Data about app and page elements
-----
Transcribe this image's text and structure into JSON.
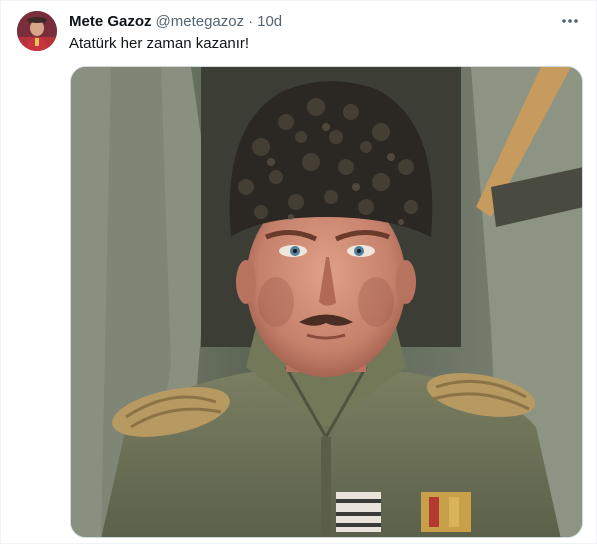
{
  "tweet": {
    "author": {
      "display_name": "Mete Gazoz",
      "handle": "@metegazoz"
    },
    "separator": "·",
    "time": "10d",
    "text": "Atatürk her zaman kazanır!",
    "more_icon": "more-horizontal-icon",
    "media": {
      "kind": "photo"
    }
  },
  "colors": {
    "text_primary": "#0f1419",
    "text_secondary": "#536471",
    "border": "#cfd9de"
  }
}
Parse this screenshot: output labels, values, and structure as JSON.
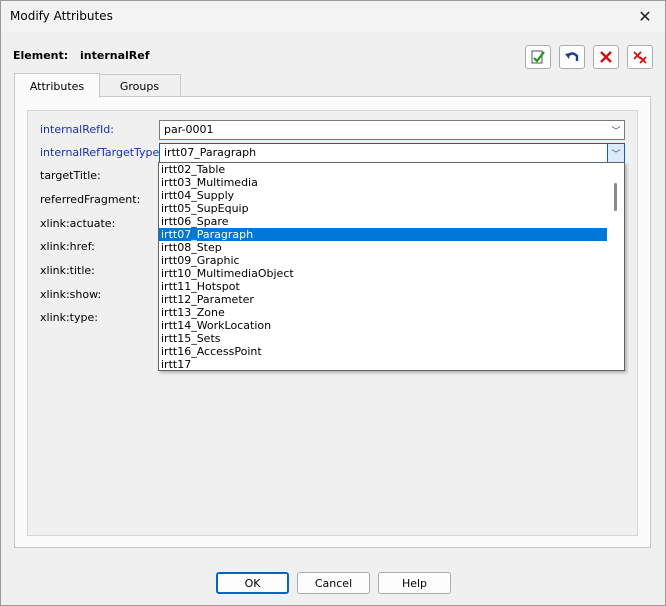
{
  "window": {
    "title": "Modify Attributes"
  },
  "element": {
    "label": "Element:",
    "name": "internalRef"
  },
  "tabs": [
    {
      "label": "Attributes"
    },
    {
      "label": "Groups"
    }
  ],
  "fields": {
    "internalRefId": {
      "label": "internalRefId:",
      "value": "par-0001"
    },
    "internalRefTargetType": {
      "label": "internalRefTargetType:",
      "value": "irtt07_Paragraph"
    },
    "targetTitle": {
      "label": "targetTitle:"
    },
    "referredFragment": {
      "label": "referredFragment:"
    },
    "xlink_actuate": {
      "label": "xlink:actuate:"
    },
    "xlink_href": {
      "label": "xlink:href:"
    },
    "xlink_title": {
      "label": "xlink:title:"
    },
    "xlink_show": {
      "label": "xlink:show:"
    },
    "xlink_type": {
      "label": "xlink:type:"
    }
  },
  "dropdown": {
    "options": [
      "irtt02_Table",
      "irtt03_Multimedia",
      "irtt04_Supply",
      "irtt05_SupEquip",
      "irtt06_Spare",
      "irtt07_Paragraph",
      "irtt08_Step",
      "irtt09_Graphic",
      "irtt10_MultimediaObject",
      "irtt11_Hotspot",
      "irtt12_Parameter",
      "irtt13_Zone",
      "irtt14_WorkLocation",
      "irtt15_Sets",
      "irtt16_AccessPoint",
      "irtt17"
    ],
    "selected": "irtt07_Paragraph"
  },
  "buttons": {
    "ok": "OK",
    "cancel": "Cancel",
    "help": "Help"
  },
  "toolbar_icons": [
    "apply-check-icon",
    "undo-icon",
    "delete-red-x-icon",
    "delete-all-icon"
  ],
  "colors": {
    "selection": "#0078d7",
    "required_label": "#1a2fb0"
  }
}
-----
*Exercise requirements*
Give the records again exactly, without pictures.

*Task solution*
Transcribe this image's text and structure into JSON.
{
  "tweet": {
    "author": {
      "display_name": "Mete Gazoz",
      "handle": "@metegazoz"
    },
    "separator": "·",
    "time": "10d",
    "text": "Atatürk her zaman kazanır!",
    "more_icon": "more-horizontal-icon",
    "media": {
      "kind": "photo"
    }
  },
  "colors": {
    "text_primary": "#0f1419",
    "text_secondary": "#536471",
    "border": "#cfd9de"
  }
}
Parse this screenshot: output labels, values, and structure as JSON.
{
  "window": {
    "title": "Modify Attributes"
  },
  "element": {
    "label": "Element:",
    "name": "internalRef"
  },
  "tabs": [
    {
      "label": "Attributes"
    },
    {
      "label": "Groups"
    }
  ],
  "fields": {
    "internalRefId": {
      "label": "internalRefId:",
      "value": "par-0001"
    },
    "internalRefTargetType": {
      "label": "internalRefTargetType:",
      "value": "irtt07_Paragraph"
    },
    "targetTitle": {
      "label": "targetTitle:"
    },
    "referredFragment": {
      "label": "referredFragment:"
    },
    "xlink_actuate": {
      "label": "xlink:actuate:"
    },
    "xlink_href": {
      "label": "xlink:href:"
    },
    "xlink_title": {
      "label": "xlink:title:"
    },
    "xlink_show": {
      "label": "xlink:show:"
    },
    "xlink_type": {
      "label": "xlink:type:"
    }
  },
  "dropdown": {
    "options": [
      "irtt02_Table",
      "irtt03_Multimedia",
      "irtt04_Supply",
      "irtt05_SupEquip",
      "irtt06_Spare",
      "irtt07_Paragraph",
      "irtt08_Step",
      "irtt09_Graphic",
      "irtt10_MultimediaObject",
      "irtt11_Hotspot",
      "irtt12_Parameter",
      "irtt13_Zone",
      "irtt14_WorkLocation",
      "irtt15_Sets",
      "irtt16_AccessPoint",
      "irtt17"
    ],
    "selected": "irtt07_Paragraph"
  },
  "buttons": {
    "ok": "OK",
    "cancel": "Cancel",
    "help": "Help"
  },
  "toolbar_icons": [
    "apply-check-icon",
    "undo-icon",
    "delete-red-x-icon",
    "delete-all-icon"
  ],
  "colors": {
    "selection": "#0078d7",
    "required_label": "#1a2fb0"
  }
}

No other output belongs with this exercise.